Conversely, authoritarian governments who seek to repress their people tend to clamp down heavily on Internet freedom. China censors web content opposed to the interests of the state, blocking all access to Facebook, Twitter, and YouTube, and heavily policing the microblogs that Chinese citizens use in the absence of these social media platforms. The government routinely jails citizens who use the web to advocate for democracy or accuse officials of corruption. Xi Jinping’s regime may agree with Kerry that the Internet makes it harder to govern and organize people, but that’s hardly the type of validation he should be seeking.

Kerry’s comments are unbecoming of a Secretary of State, who should be using his platform to spread our American ideals of freedom and protected speech to the rest of the world. The irony should not be lost, however, that despite Obama’s rise to power through the force of highly effective online organizing efforts, he has directed his administration to pursue decidedly undemocratic Internet policies once in office. The White House has tried to open the door to censorship by pushing for FCC regulation of the Internet, and has given the NSA free rein to monitor millions of Americans’ emails and web histories.

The Obama administration should be working, both at home and abroad, to preserve the internet as a tool to protect speech and a force for freedom – one that has done more to protect human rights than anything since the advent of the printing press. The Internet should empower citizens to retain and expand their freedoms, not help governments control or repress their people.

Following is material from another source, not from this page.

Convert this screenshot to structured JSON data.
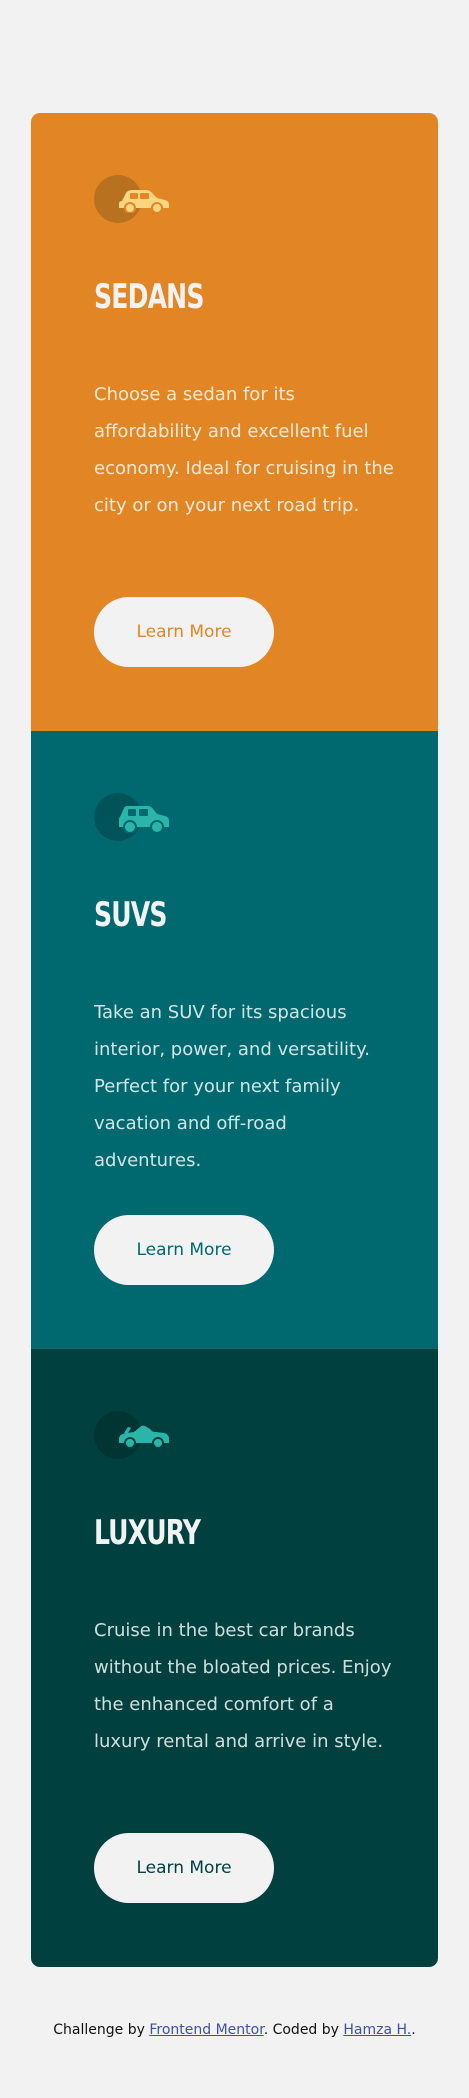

Erik Telford is Vice President of Strategic Initiatives and Outreach at the Franklin Center for Government and Public Integrity